Friday, February 20, 2004 - ©2004 IranMania.com
TEHRAN, Feb 20 (AFP) - Iran's parliament is one of just a few elected bodies in Iran, and as reformists have discovered, control of it does not translate into enough real power to challenge hardliners who control the institutions that matter.
Over the past four years, the reformist-controlled Majlis has churned out a string of bills aimed at democratising the 25-year-old Islamic republic and easing Islamic social regulations.
And they assert they had the mandate to do succeed, given that Iran's late revolutionary founder, Ayatollah Ruhollah Khomeini, once said "the Majlis is the pinnacle of public affairs".
Parliament is also promoted by the regime as a manifestation of Iran's republican status, with the 290-seat chamber also having five seats reserved for recognised religious minorities -- Jews, Christians and Zoroastrians -- and 13 woman MPs.
But it lives in an often-uneasy coexistence with other institutions, a sometimes schizophrenic state of affairs that the regime terms "Islamic democracy".
Legislation is subject to tough scrutiny from the Guardians Council, a 12-member senate-like body of jurists and clerics who screen all laws to see if they comply with their ridged interpretations of Islamic law and the constitution.
More often than not, reformist legislation has been rejected. Either it is unceremoniously binned or it is sent back with suggestions for extensive amendments that effectively kill off the original purpose of the bill.
It was also the Guardians Council that ruthlessly culleds the list of prospective candidates for Friday's election. It weeded out some 2,300 would-be MPs -- most of them reformists -- meaning that it effectively has the power to determine the make-up of the Majlis.
And the Council has also reflected the concerns of powerful religious foundations who control much of the economy, by blocking moves to open it up to greater foreign investment and private industry.
Protracted disputes between the Guardians Council and the Majlis can always be sent to the Expediency Council -- another conservative-run oversight body that is headed by powerful former president Akbar Hashemi Rafsanjani.
Once seen as a moderate, Rafsanjani is now considered a central pillar of pragmatic conservatives, and the Expediency Council frequently takes the side of the Guardians.
While largely powerless, Majlis deputies have profited from the fact that debates are also relayed across the country by state media -- ironically another conservative-controlled bastion. So the chamber has served as an effective platform for their calls for change.

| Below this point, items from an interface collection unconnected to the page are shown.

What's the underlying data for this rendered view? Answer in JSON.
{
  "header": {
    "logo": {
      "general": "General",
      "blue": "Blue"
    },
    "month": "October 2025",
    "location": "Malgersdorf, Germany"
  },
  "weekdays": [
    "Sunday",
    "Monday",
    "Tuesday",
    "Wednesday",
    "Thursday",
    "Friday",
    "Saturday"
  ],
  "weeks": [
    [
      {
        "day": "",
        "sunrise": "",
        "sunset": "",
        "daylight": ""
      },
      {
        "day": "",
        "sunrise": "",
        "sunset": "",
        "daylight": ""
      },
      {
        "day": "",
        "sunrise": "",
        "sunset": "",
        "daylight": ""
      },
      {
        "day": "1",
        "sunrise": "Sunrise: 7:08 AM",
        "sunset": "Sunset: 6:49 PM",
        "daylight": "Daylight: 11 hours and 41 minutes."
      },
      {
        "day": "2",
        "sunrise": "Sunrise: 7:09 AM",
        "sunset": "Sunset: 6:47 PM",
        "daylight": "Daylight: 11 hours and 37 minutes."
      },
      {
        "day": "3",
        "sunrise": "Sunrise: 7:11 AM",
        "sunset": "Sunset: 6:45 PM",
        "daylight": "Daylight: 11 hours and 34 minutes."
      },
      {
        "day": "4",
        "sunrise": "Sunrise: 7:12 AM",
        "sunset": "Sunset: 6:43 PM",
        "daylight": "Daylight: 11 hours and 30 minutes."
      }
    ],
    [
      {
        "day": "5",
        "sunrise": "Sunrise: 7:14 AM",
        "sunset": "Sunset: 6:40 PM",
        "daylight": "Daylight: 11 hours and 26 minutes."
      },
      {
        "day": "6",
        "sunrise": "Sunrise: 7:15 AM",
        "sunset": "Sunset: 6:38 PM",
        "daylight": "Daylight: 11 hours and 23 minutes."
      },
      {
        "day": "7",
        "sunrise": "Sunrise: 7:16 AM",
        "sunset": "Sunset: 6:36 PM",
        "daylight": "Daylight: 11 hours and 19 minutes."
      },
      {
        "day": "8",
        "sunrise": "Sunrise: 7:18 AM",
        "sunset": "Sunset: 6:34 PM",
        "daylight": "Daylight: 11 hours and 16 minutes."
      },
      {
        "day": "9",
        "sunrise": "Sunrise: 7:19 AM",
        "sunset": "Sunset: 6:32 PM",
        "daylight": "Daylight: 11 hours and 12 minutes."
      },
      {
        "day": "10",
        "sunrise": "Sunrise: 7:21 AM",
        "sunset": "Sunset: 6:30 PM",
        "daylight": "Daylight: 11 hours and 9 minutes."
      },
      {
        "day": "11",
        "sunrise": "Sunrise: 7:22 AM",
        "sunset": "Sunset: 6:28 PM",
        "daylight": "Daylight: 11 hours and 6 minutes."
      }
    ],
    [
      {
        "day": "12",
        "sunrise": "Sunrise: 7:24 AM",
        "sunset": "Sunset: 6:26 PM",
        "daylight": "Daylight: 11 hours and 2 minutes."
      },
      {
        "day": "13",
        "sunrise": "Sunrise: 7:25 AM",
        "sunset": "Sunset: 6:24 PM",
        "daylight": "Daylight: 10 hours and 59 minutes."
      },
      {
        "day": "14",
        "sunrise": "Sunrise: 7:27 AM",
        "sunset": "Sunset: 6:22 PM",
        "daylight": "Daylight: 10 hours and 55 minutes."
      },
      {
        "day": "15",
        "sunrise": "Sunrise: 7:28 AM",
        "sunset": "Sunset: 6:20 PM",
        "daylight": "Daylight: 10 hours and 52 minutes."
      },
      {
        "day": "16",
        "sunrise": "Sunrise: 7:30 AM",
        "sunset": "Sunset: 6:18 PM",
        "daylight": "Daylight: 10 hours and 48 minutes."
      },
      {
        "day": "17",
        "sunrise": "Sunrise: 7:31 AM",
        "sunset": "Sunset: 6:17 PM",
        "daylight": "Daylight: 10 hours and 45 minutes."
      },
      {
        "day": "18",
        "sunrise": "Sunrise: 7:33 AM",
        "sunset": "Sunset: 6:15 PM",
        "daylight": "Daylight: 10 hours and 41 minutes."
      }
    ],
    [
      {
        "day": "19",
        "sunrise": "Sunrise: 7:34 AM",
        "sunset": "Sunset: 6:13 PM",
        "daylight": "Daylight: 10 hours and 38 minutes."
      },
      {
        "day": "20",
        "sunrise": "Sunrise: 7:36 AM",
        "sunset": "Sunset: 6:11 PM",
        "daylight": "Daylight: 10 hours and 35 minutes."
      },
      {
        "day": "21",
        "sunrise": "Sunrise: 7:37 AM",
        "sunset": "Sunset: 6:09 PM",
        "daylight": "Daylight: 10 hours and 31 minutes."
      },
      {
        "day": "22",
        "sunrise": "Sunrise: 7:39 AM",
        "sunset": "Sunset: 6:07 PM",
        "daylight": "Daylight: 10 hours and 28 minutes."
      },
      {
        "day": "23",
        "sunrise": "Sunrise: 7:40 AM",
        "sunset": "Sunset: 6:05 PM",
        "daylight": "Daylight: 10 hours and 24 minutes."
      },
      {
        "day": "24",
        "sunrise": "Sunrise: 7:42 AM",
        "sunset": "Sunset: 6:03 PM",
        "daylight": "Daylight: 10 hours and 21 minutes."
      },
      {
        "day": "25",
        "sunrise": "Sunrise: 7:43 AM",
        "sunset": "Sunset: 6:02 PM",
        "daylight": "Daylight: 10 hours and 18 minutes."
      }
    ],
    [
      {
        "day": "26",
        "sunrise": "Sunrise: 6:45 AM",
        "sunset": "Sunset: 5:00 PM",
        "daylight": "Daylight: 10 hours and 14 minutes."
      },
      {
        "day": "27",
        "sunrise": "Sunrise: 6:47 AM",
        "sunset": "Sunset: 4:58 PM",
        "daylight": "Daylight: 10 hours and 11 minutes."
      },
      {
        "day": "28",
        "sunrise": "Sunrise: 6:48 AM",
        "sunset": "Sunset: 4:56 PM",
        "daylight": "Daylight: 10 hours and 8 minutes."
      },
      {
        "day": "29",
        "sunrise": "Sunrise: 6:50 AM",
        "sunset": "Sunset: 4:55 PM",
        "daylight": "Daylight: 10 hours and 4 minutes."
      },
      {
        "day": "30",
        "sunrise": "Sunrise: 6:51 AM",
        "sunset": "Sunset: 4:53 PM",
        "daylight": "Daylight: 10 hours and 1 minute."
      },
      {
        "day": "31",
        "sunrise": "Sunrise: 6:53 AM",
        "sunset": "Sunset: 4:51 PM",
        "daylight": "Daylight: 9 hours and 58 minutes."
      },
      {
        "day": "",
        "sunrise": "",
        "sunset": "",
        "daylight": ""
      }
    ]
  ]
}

In the end, supreme leader Ayatollah Ali Khamenei has the final say in all matters of state. He rules over Iran under a concept known as Velayat-e Faqih -- governorship of the jurist -- which gives him sacred powers akin to those of an Imam, or successor to the Muslim prophet and leader of the Shiite faith.
Elsewhere, religious conservatives wield enormous power through the judiciary. The Islamic republic's courts have been particularly unforgiving to reformist activists, and even those who technically enjoy parliamentary immunity.
Outgoing reformists already fear a judicial backlash once they are ousted from the Majlis, as is widely expected given that most of them have been barred from standing in Friday's polls.
And even while reformists were in the parliament and a reformist president, Mohammad Khatami, has been in office, the courts undermined their positions by targeting newspapers, dissidents and pro-democracy students.
With conservatives expected to win Friday's elections, Khatami and his reformist colleagues -- also increasingly powerless in the face of hardline opposition -- are also under threat.
The parliament can impeach the president and ministers if needed, but the incoming conservatives may just choose to be patient -- Khatami's second and final term in office ends in mid-2005.